consumed an unusually large quantity of it.

Nearly all text-books recommend morphine in suflBcient doses to-
relieve pain in the paroxysms. It was determined to rely upon other
means in this case, as the after-eflFects of the morphine, constipation,,
etc., would interfere greatly with the other treatment. The combina-
tion of antipyrine and phenocoU muriate was resorted to, and with the
rectal enemata readily controlled the pain.

The mortality from cholecystotomy has been reduced to a minimum
by the recent advances in abdominal surgery, but the laity has not
learned as yet to view these procedures from the standpoint of the
surgeon, and so the general practitioner is bound to meet with cases
that refuse an operation. In such instances if it is a case of cholangitis,
that is, the condition leading to the formation of gall-stones, then a cure
should follow the means suggested ; when gall-stones actually exist, a
fair measure of success should result from this treatment.

To the surgeon the writer recommends this procedure as a post-
operative treatment in surgical cases, to restore the aflFected parts ta
their normal condition, and thus prevent a recurrence of the ailment
for which the operation was performed.

I/OUISVII*I,B.



Heports of Societies*

KENTUCKY STATE MEDICAL SOCIETY.*

Discussion of Cerebrospinal Meningitis, Dr. Marvin, Louisville r
I open the discussion with considerable embarrassment, feeling that
it is a subject that I know very little about, and concerning which
I can hope to tell you very little that you do not already know. I was
so unfortunate as to miss hearing the first papers, so I can not traverse

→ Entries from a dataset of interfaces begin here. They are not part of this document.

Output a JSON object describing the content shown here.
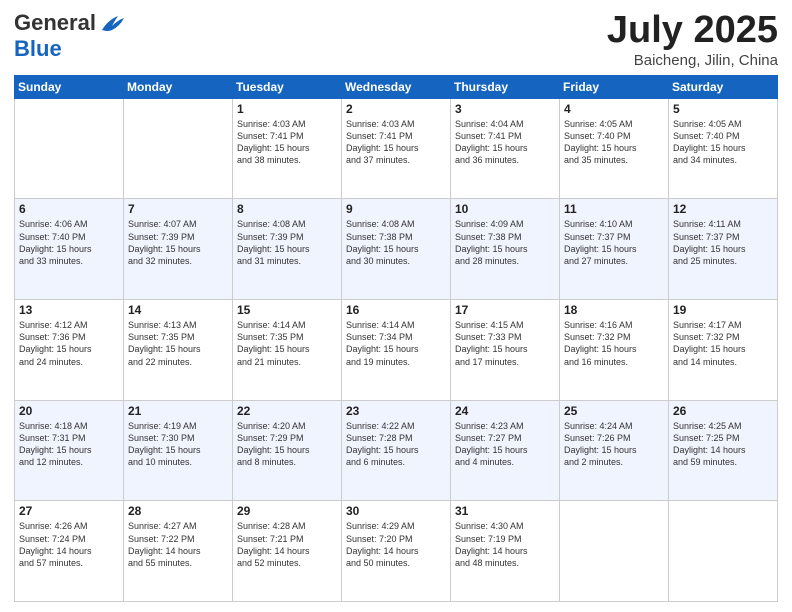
{
  "logo": {
    "general": "General",
    "blue": "Blue"
  },
  "title": {
    "month": "July 2025",
    "location": "Baicheng, Jilin, China"
  },
  "days": [
    "Sunday",
    "Monday",
    "Tuesday",
    "Wednesday",
    "Thursday",
    "Friday",
    "Saturday"
  ],
  "weeks": [
    [
      {
        "day": "",
        "info": ""
      },
      {
        "day": "",
        "info": ""
      },
      {
        "day": "1",
        "info": "Sunrise: 4:03 AM\nSunset: 7:41 PM\nDaylight: 15 hours\nand 38 minutes."
      },
      {
        "day": "2",
        "info": "Sunrise: 4:03 AM\nSunset: 7:41 PM\nDaylight: 15 hours\nand 37 minutes."
      },
      {
        "day": "3",
        "info": "Sunrise: 4:04 AM\nSunset: 7:41 PM\nDaylight: 15 hours\nand 36 minutes."
      },
      {
        "day": "4",
        "info": "Sunrise: 4:05 AM\nSunset: 7:40 PM\nDaylight: 15 hours\nand 35 minutes."
      },
      {
        "day": "5",
        "info": "Sunrise: 4:05 AM\nSunset: 7:40 PM\nDaylight: 15 hours\nand 34 minutes."
      }
    ],
    [
      {
        "day": "6",
        "info": "Sunrise: 4:06 AM\nSunset: 7:40 PM\nDaylight: 15 hours\nand 33 minutes."
      },
      {
        "day": "7",
        "info": "Sunrise: 4:07 AM\nSunset: 7:39 PM\nDaylight: 15 hours\nand 32 minutes."
      },
      {
        "day": "8",
        "info": "Sunrise: 4:08 AM\nSunset: 7:39 PM\nDaylight: 15 hours\nand 31 minutes."
      },
      {
        "day": "9",
        "info": "Sunrise: 4:08 AM\nSunset: 7:38 PM\nDaylight: 15 hours\nand 30 minutes."
      },
      {
        "day": "10",
        "info": "Sunrise: 4:09 AM\nSunset: 7:38 PM\nDaylight: 15 hours\nand 28 minutes."
      },
      {
        "day": "11",
        "info": "Sunrise: 4:10 AM\nSunset: 7:37 PM\nDaylight: 15 hours\nand 27 minutes."
      },
      {
        "day": "12",
        "info": "Sunrise: 4:11 AM\nSunset: 7:37 PM\nDaylight: 15 hours\nand 25 minutes."
      }
    ],
    [
      {
        "day": "13",
        "info": "Sunrise: 4:12 AM\nSunset: 7:36 PM\nDaylight: 15 hours\nand 24 minutes."
      },
      {
        "day": "14",
        "info": "Sunrise: 4:13 AM\nSunset: 7:35 PM\nDaylight: 15 hours\nand 22 minutes."
      },
      {
        "day": "15",
        "info": "Sunrise: 4:14 AM\nSunset: 7:35 PM\nDaylight: 15 hours\nand 21 minutes."
      },
      {
        "day": "16",
        "info": "Sunrise: 4:14 AM\nSunset: 7:34 PM\nDaylight: 15 hours\nand 19 minutes."
      },
      {
        "day": "17",
        "info": "Sunrise: 4:15 AM\nSunset: 7:33 PM\nDaylight: 15 hours\nand 17 minutes."
      },
      {
        "day": "18",
        "info": "Sunrise: 4:16 AM\nSunset: 7:32 PM\nDaylight: 15 hours\nand 16 minutes."
      },
      {
        "day": "19",
        "info": "Sunrise: 4:17 AM\nSunset: 7:32 PM\nDaylight: 15 hours\nand 14 minutes."
      }
    ],
    [
      {
        "day": "20",
        "info": "Sunrise: 4:18 AM\nSunset: 7:31 PM\nDaylight: 15 hours\nand 12 minutes."
      },
      {
        "day": "21",
        "info": "Sunrise: 4:19 AM\nSunset: 7:30 PM\nDaylight: 15 hours\nand 10 minutes."
      },
      {
        "day": "22",
        "info": "Sunrise: 4:20 AM\nSunset: 7:29 PM\nDaylight: 15 hours\nand 8 minutes."
      },
      {
        "day": "23",
        "info": "Sunrise: 4:22 AM\nSunset: 7:28 PM\nDaylight: 15 hours\nand 6 minutes."
      },
      {
        "day": "24",
        "info": "Sunrise: 4:23 AM\nSunset: 7:27 PM\nDaylight: 15 hours\nand 4 minutes."
      },
      {
        "day": "25",
        "info": "Sunrise: 4:24 AM\nSunset: 7:26 PM\nDaylight: 15 hours\nand 2 minutes."
      },
      {
        "day": "26",
        "info": "Sunrise: 4:25 AM\nSunset: 7:25 PM\nDaylight: 14 hours\nand 59 minutes."
      }
    ],
    [
      {
        "day": "27",
        "info": "Sunrise: 4:26 AM\nSunset: 7:24 PM\nDaylight: 14 hours\nand 57 minutes."
      },
      {
        "day": "28",
        "info": "Sunrise: 4:27 AM\nSunset: 7:22 PM\nDaylight: 14 hours\nand 55 minutes."
      },
      {
        "day": "29",
        "info": "Sunrise: 4:28 AM\nSunset: 7:21 PM\nDaylight: 14 hours\nand 52 minutes."
      },
      {
        "day": "30",
        "info": "Sunrise: 4:29 AM\nSunset: 7:20 PM\nDaylight: 14 hours\nand 50 minutes."
      },
      {
        "day": "31",
        "info": "Sunrise: 4:30 AM\nSunset: 7:19 PM\nDaylight: 14 hours\nand 48 minutes."
      },
      {
        "day": "",
        "info": ""
      },
      {
        "day": "",
        "info": ""
      }
    ]
  ]
}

Online LibraryUniversidad de Buenos Aires. Facultad de Derecho yThe American practitioner → online text (page 56 of 109)